Task: Give the number of lines in the listing that contain the word "python", and nothing besides.

Source material:
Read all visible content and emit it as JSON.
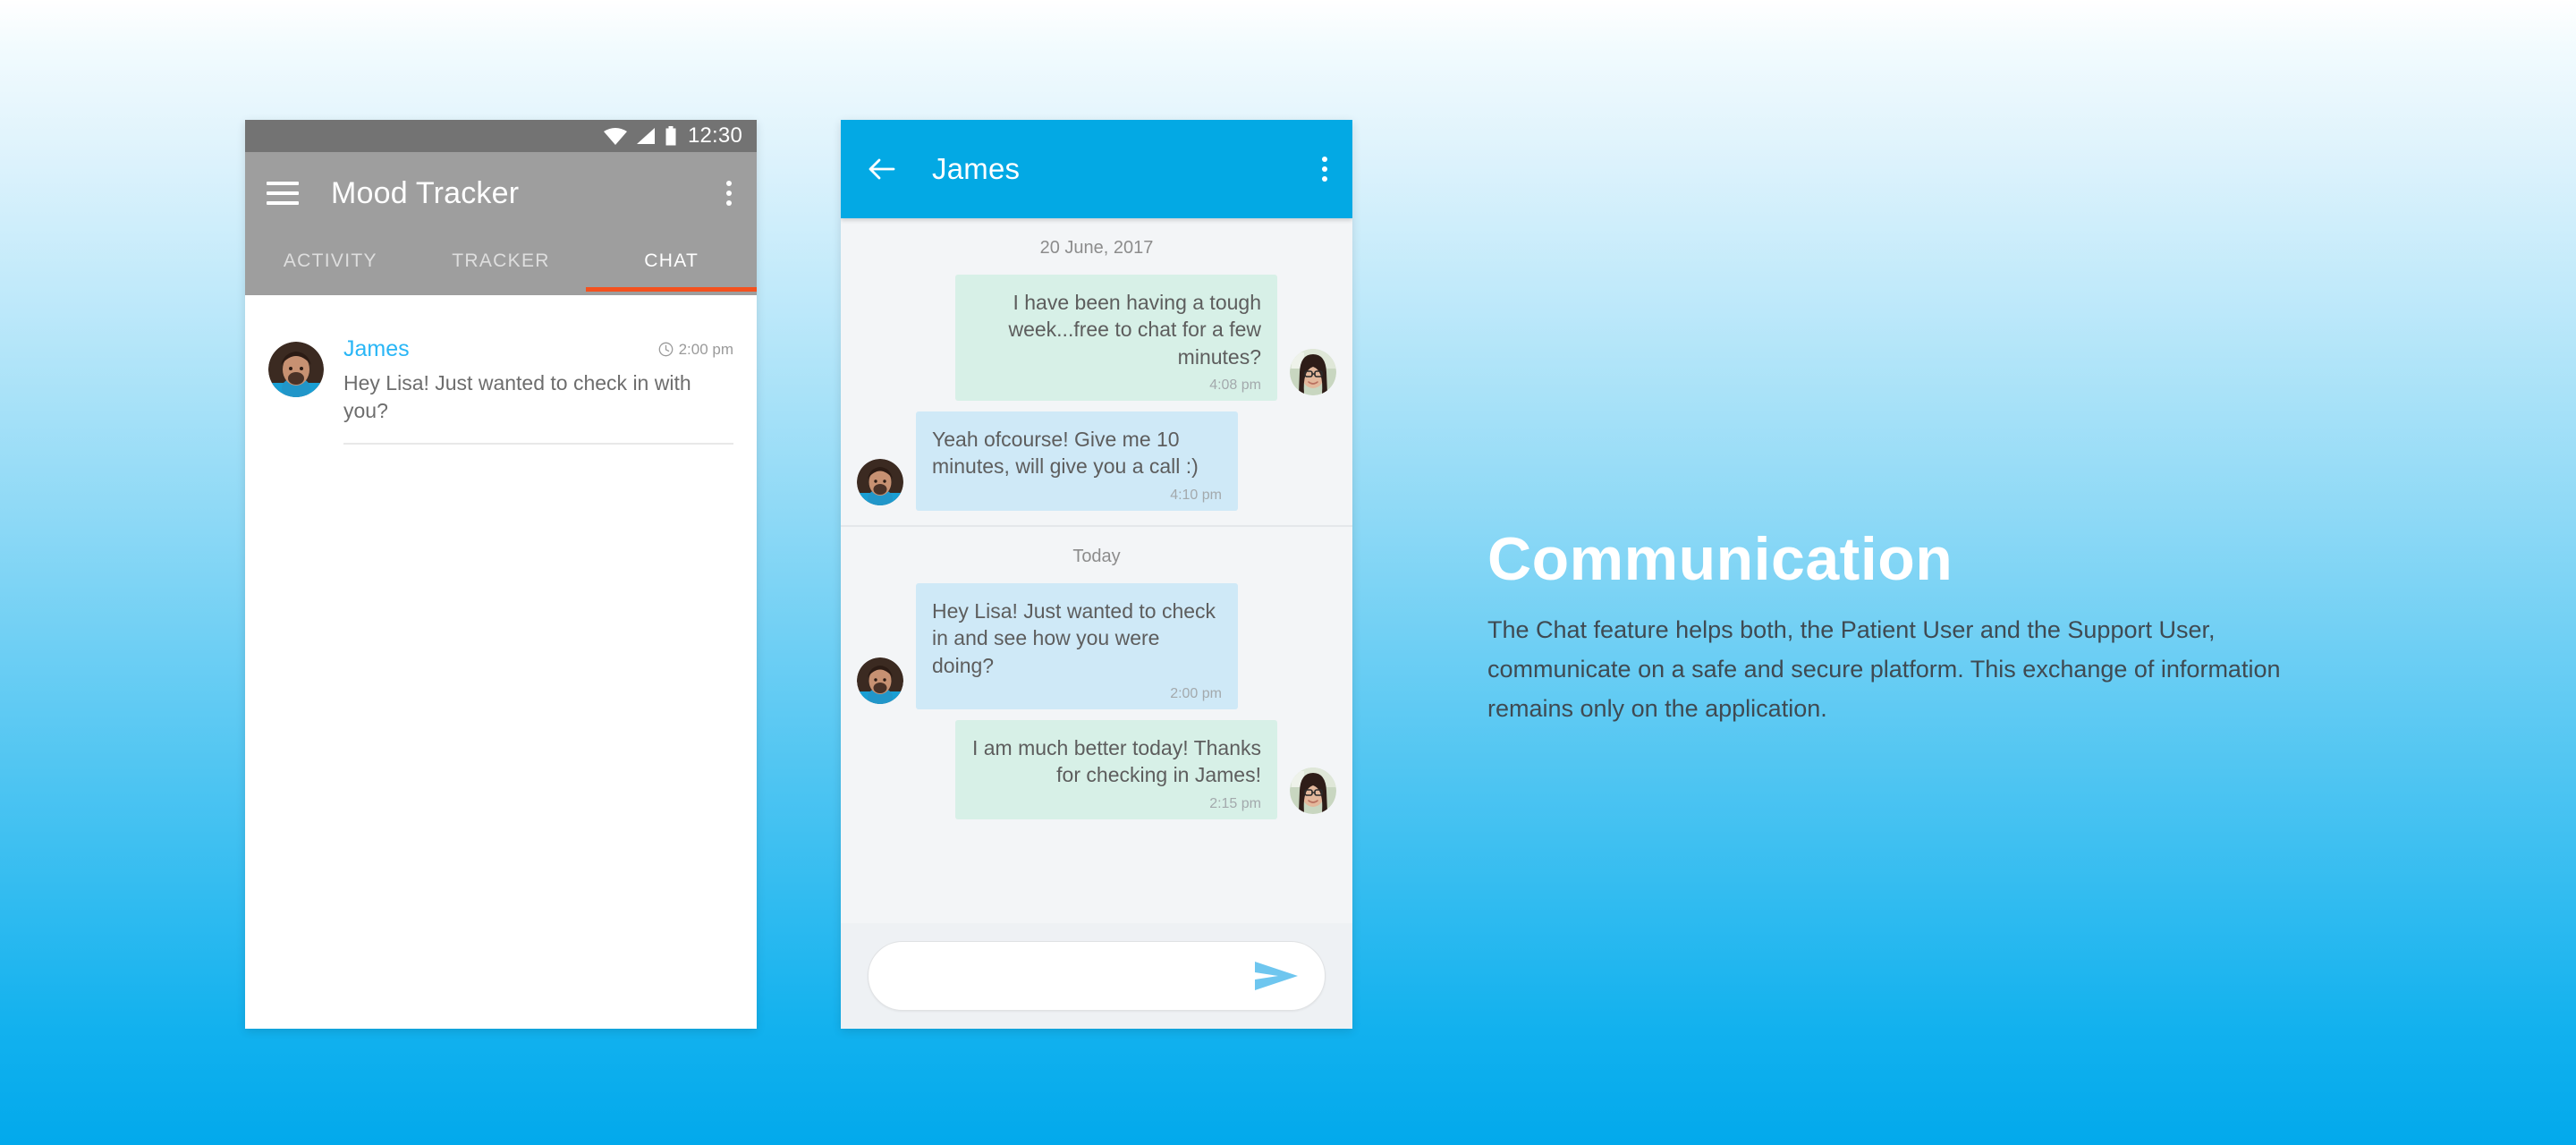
{
  "background": {
    "gradient_top": "#ffffff",
    "gradient_bottom": "#02a9ec"
  },
  "phone_list": {
    "status_bar": {
      "time": "12:30",
      "icons": [
        "wifi-icon",
        "signal-icon",
        "battery-icon"
      ],
      "background": "#737373"
    },
    "app_bar": {
      "menu_icon": "hamburger-icon",
      "title": "Mood Tracker",
      "overflow_icon": "overflow-menu-icon",
      "background": "#9e9e9e"
    },
    "tabs": [
      {
        "label": "ACTIVITY",
        "active": false
      },
      {
        "label": "TRACKER",
        "active": false
      },
      {
        "label": "CHAT",
        "active": true
      }
    ],
    "tab_indicator_color": "#f4511e",
    "conversations": [
      {
        "avatar": "james-avatar",
        "name": "James",
        "name_color": "#29b6f6",
        "time_icon": "clock-icon",
        "time": "2:00 pm",
        "preview": "Hey Lisa! Just wanted to check in with you?"
      }
    ]
  },
  "phone_thread": {
    "app_bar": {
      "back_icon": "back-arrow-icon",
      "title": "James",
      "overflow_icon": "overflow-menu-icon",
      "background": "#03A9E4"
    },
    "day_groups": [
      {
        "date_label": "20 June, 2017",
        "messages": [
          {
            "direction": "out",
            "sender": "lisa",
            "avatar": "lisa-avatar",
            "text": "I have been having a tough week...free to chat for a few minutes?",
            "time": "4:08 pm",
            "bubble_color": "#d7f0e7"
          },
          {
            "direction": "in",
            "sender": "james",
            "avatar": "james-avatar",
            "text": "Yeah ofcourse! Give me 10 minutes, will give you a call :)",
            "time": "4:10 pm",
            "bubble_color": "#cfe9f7"
          }
        ]
      },
      {
        "date_label": "Today",
        "messages": [
          {
            "direction": "in",
            "sender": "james",
            "avatar": "james-avatar",
            "text": "Hey Lisa! Just wanted to check in and see how you were doing?",
            "time": "2:00 pm",
            "bubble_color": "#cfe9f7"
          },
          {
            "direction": "out",
            "sender": "lisa",
            "avatar": "lisa-avatar",
            "text": "I am much better today! Thanks for checking in James!",
            "time": "2:15 pm",
            "bubble_color": "#d7f0e7"
          }
        ]
      }
    ],
    "composer": {
      "value": "",
      "placeholder": "",
      "send_icon": "send-icon",
      "send_color": "#6ec6ef"
    }
  },
  "copy": {
    "title": "Communication",
    "body": "The Chat feature helps both, the Patient User and the Support User, communicate on a safe and secure platform. This exchange of information remains only on the application."
  }
}
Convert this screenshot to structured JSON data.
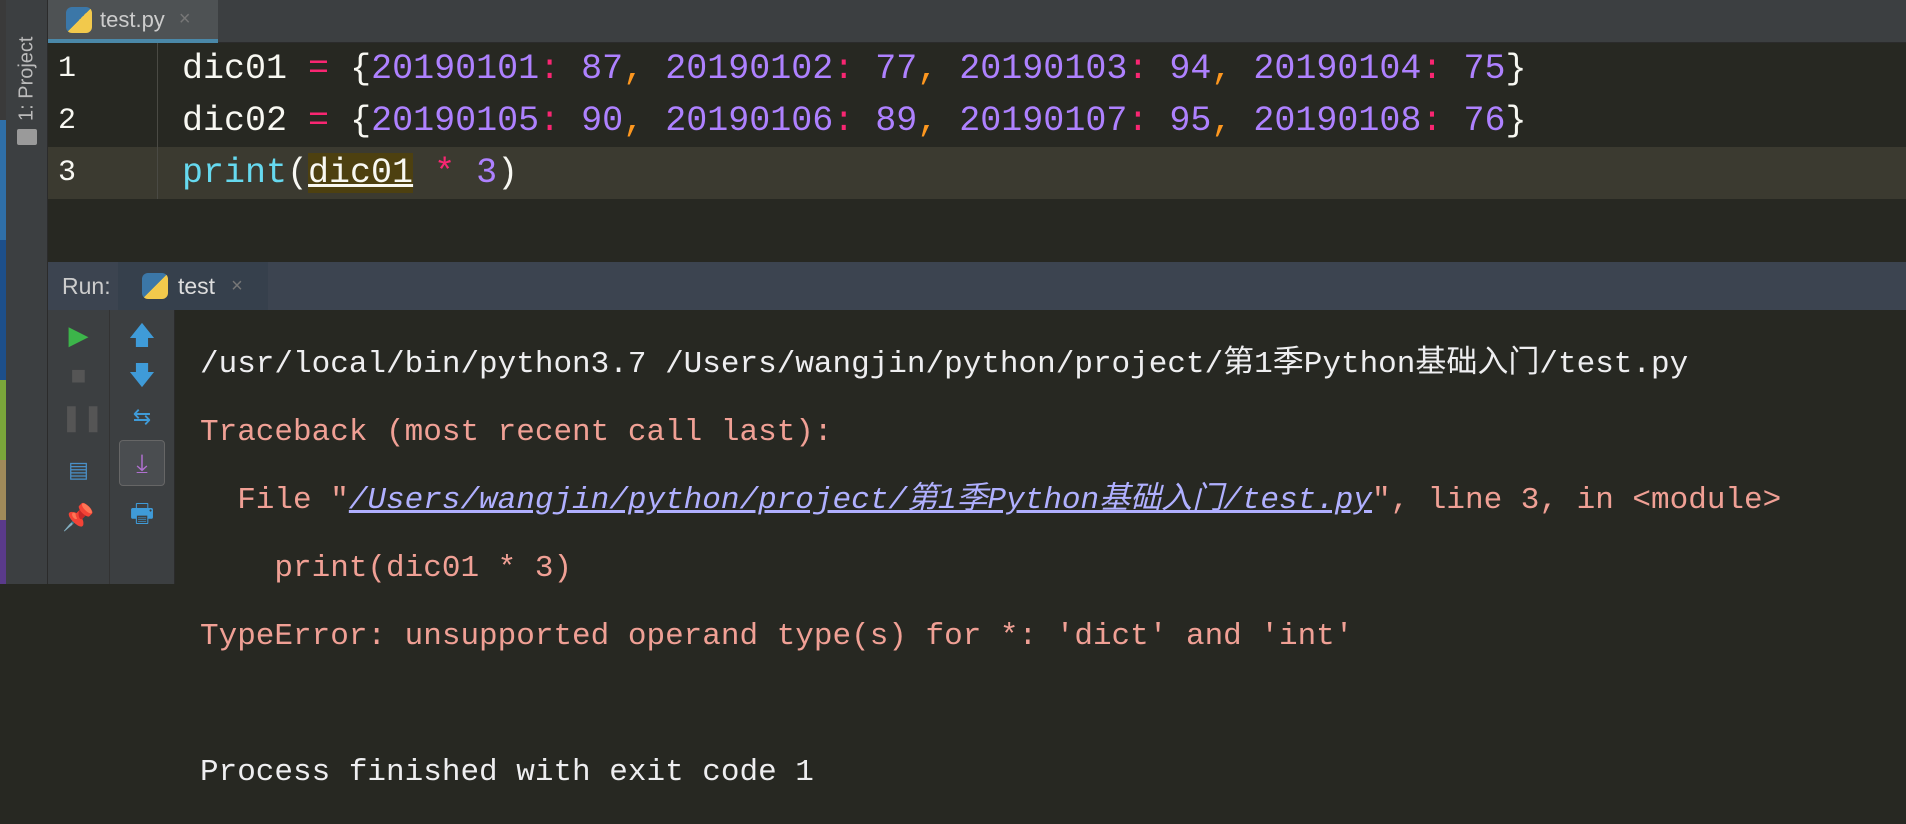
{
  "sidebar": {
    "project_label": "1: Project"
  },
  "file_tab": {
    "label": "test.py",
    "close": "×"
  },
  "editor": {
    "lines": [
      {
        "num": "1",
        "name": "dic01",
        "pairs": [
          [
            "20190101",
            "87"
          ],
          [
            "20190102",
            "77"
          ],
          [
            "20190103",
            "94"
          ],
          [
            "20190104",
            "75"
          ]
        ]
      },
      {
        "num": "2",
        "name": "dic02",
        "pairs": [
          [
            "20190105",
            "90"
          ],
          [
            "20190106",
            "89"
          ],
          [
            "20190107",
            "95"
          ],
          [
            "20190108",
            "76"
          ]
        ]
      },
      {
        "num": "3",
        "fn": "print",
        "arg": "dic01",
        "op": "*",
        "n": "3"
      }
    ]
  },
  "run": {
    "label": "Run:",
    "tab": "test",
    "close": "×"
  },
  "console": {
    "cmd": "/usr/local/bin/python3.7 /Users/wangjin/python/project/第1季Python基础入门/test.py",
    "tb_header": "Traceback (most recent call last):",
    "file_prefix": "  File \"",
    "file_link": "/Users/wangjin/python/project/第1季Python基础入门/test.py",
    "file_suffix": "\", line 3, in <module>",
    "src_line": "    print(dic01 * 3)",
    "error": "TypeError: unsupported operand type(s) for *: 'dict' and 'int'",
    "exit": "Process finished with exit code 1"
  }
}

Answer box: 2